Document Type

Dissertation - Public Access

Degree Name

Psy.D. Doctor of Clinical Psychology

Academic Discipline

Clinical Psychology

First Advisor

Sandra Zakowski, PhD

Second Advisor

Leah Horvath, PhD

Third Advisor

Brad Olson, PhD

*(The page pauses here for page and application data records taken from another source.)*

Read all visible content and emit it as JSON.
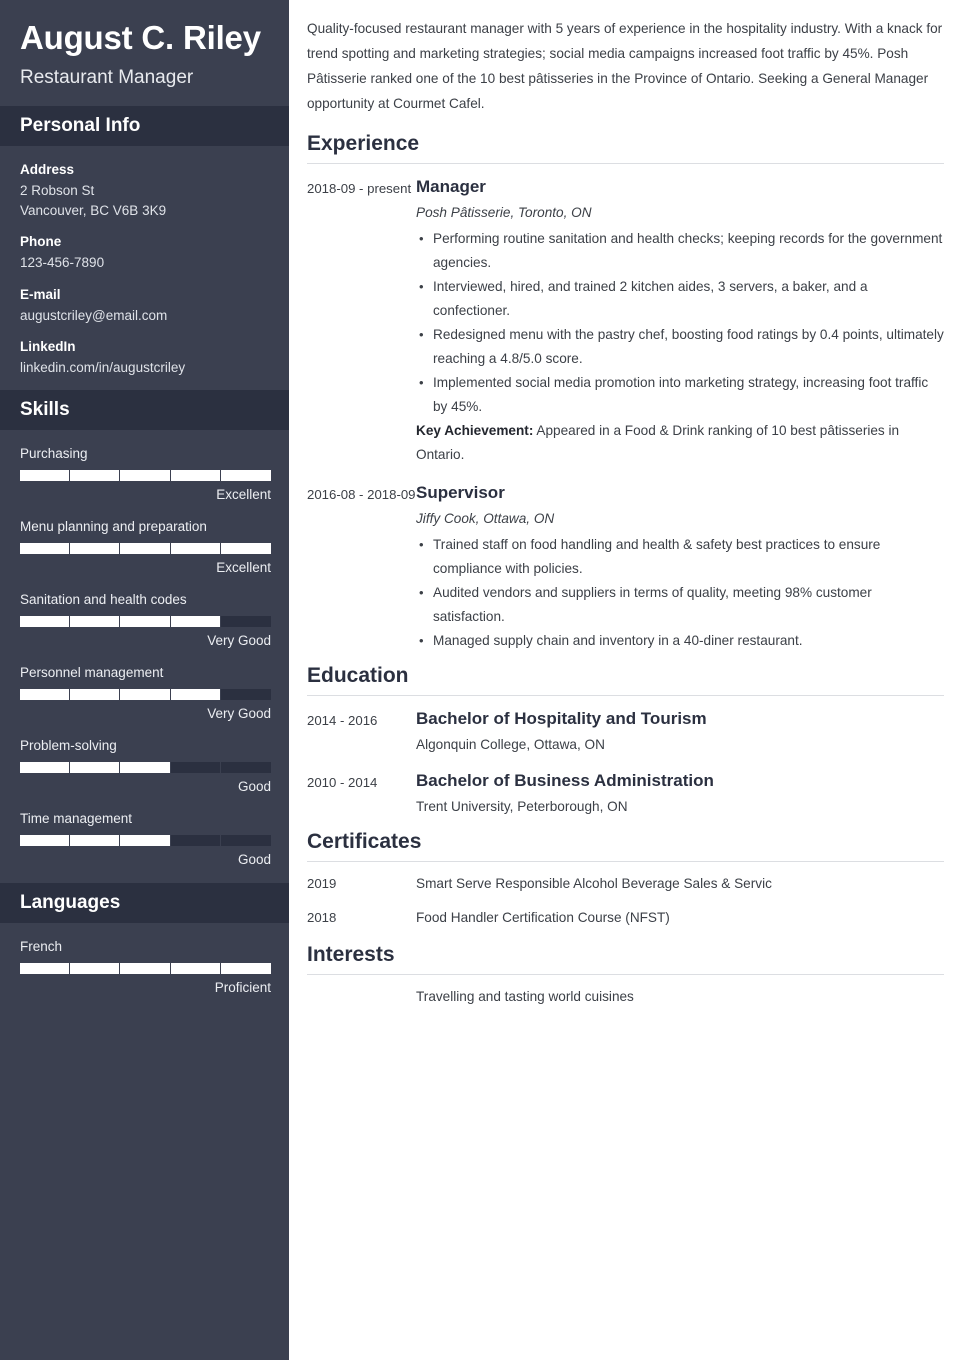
{
  "sidebar": {
    "full_name": "August C. Riley",
    "job_title": "Restaurant Manager",
    "personal_info": {
      "heading": "Personal Info",
      "items": [
        {
          "label": "Address",
          "lines": [
            "2 Robson St",
            "Vancouver, BC V6B 3K9"
          ]
        },
        {
          "label": "Phone",
          "lines": [
            "123-456-7890"
          ]
        },
        {
          "label": "E-mail",
          "lines": [
            "augustcriley@email.com"
          ]
        },
        {
          "label": "LinkedIn",
          "lines": [
            "linkedin.com/in/augustcriley"
          ]
        }
      ]
    },
    "skills": {
      "heading": "Skills",
      "items": [
        {
          "name": "Purchasing",
          "level": "Excellent",
          "filled": 5,
          "total": 5
        },
        {
          "name": "Menu planning and preparation",
          "level": "Excellent",
          "filled": 5,
          "total": 5
        },
        {
          "name": "Sanitation and health codes",
          "level": "Very Good",
          "filled": 4,
          "total": 5
        },
        {
          "name": "Personnel management",
          "level": "Very Good",
          "filled": 4,
          "total": 5
        },
        {
          "name": "Problem-solving",
          "level": "Good",
          "filled": 3,
          "total": 5
        },
        {
          "name": "Time management",
          "level": "Good",
          "filled": 3,
          "total": 5
        }
      ]
    },
    "languages": {
      "heading": "Languages",
      "items": [
        {
          "name": "French",
          "level": "Proficient",
          "filled": 5,
          "total": 5
        }
      ]
    }
  },
  "main": {
    "summary": "Quality-focused restaurant manager with 5 years of experience in the hospitality industry. With a knack for trend spotting and marketing strategies; social media campaigns increased foot traffic by 45%. Posh Pâtisserie ranked one of the 10 best pâtisseries in the Province of Ontario. Seeking a General Manager opportunity at Courmet Cafel.",
    "experience": {
      "heading": "Experience",
      "entries": [
        {
          "dates": "2018-09 - present",
          "role": "Manager",
          "org": "Posh Pâtisserie, Toronto, ON",
          "bullets": [
            "Performing routine sanitation and health checks; keeping records for the government agencies.",
            "Interviewed, hired, and trained 2 kitchen aides, 3 servers, a baker, and a confectioner.",
            "Redesigned menu with the pastry chef, boosting food ratings by 0.4 points, ultimately reaching a 4.8/5.0 score.",
            "Implemented social media promotion into marketing strategy, increasing foot traffic by 45%."
          ],
          "key_achievement_label": "Key Achievement:",
          "key_achievement_text": " Appeared in a Food & Drink ranking of 10 best pâtisseries in Ontario."
        },
        {
          "dates": "2016-08 - 2018-09",
          "role": "Supervisor",
          "org": "Jiffy Cook, Ottawa, ON",
          "bullets": [
            "Trained staff on food handling and health & safety best practices to ensure compliance with policies.",
            "Audited vendors and suppliers in terms of quality, meeting 98% customer satisfaction.",
            "Managed supply chain and inventory in a 40-diner restaurant."
          ],
          "key_achievement_label": "",
          "key_achievement_text": ""
        }
      ]
    },
    "education": {
      "heading": "Education",
      "entries": [
        {
          "dates": "2014 - 2016",
          "degree": "Bachelor of Hospitality and Tourism",
          "school": "Algonquin College, Ottawa, ON"
        },
        {
          "dates": "2010 - 2014",
          "degree": "Bachelor of Business Administration",
          "school": "Trent University, Peterborough, ON"
        }
      ]
    },
    "certificates": {
      "heading": "Certificates",
      "entries": [
        {
          "year": "2019",
          "name": "Smart Serve Responsible Alcohol Beverage Sales & Servic"
        },
        {
          "year": "2018",
          "name": "Food Handler Certification Course (NFST)"
        }
      ]
    },
    "interests": {
      "heading": "Interests",
      "entries": [
        {
          "text": "Travelling and tasting world cuisines"
        }
      ]
    }
  },
  "colors": {
    "sidebar_bg": "#3b4050",
    "sidebar_band_bg": "#2b3040",
    "bar_fill": "#ffffff",
    "text_dark": "#3c4047",
    "rule": "#dcdee2"
  }
}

There has been a steady increase in research and focus on defining and understanding racism and the role it plays in the ongoing inequality and inequity between individuals of White descent and individuals who are Black, indigenous, or people of color (BIPOC). However, little research has focused on what changes with racial beliefs when individuals immigrate between various countries where racism, discrimination, and racial beliefs may appear differently. Our objective was to increase our understanding of how the acculturation process may impact or change racial beliefs over time. Our research sought participants of Polish descent in the Chicagoland area and our data were analyzed through the interpretative phenomenological approach (IPA) lens. Our analysis uncovered three general experiential themes about the acculturation of racial beliefs which were: (a) A lack of exposure to diversity and the BIPOC community in Poland created a perceived lack of need to discuss or learn about race, racism, and racial beliefs in a meaningful way; (b) Idealization of what sort of life and opportunities were available in the United States as well as misperceptions of interracial relationships in America contributed to the motivation to move here; and (c) Exposure to United States culture as it relates to race and racial beliefs has impacted and contributed to a sense of incongruence between the participants’ views and beliefs of themselves as White individuals, of the Polish and United States culture, and beliefs about other races. Additionally, a general lack of knowledge related to race, racism, and racial beliefs and language barriers may negatively impact Polish immigrants and their abilities to form accurate and healthy beliefs about the BIPOC community. Through understanding the acculturation of racial beliefs, we may better understand the role incoming immigrants play in maintaining systematic racial beliefs.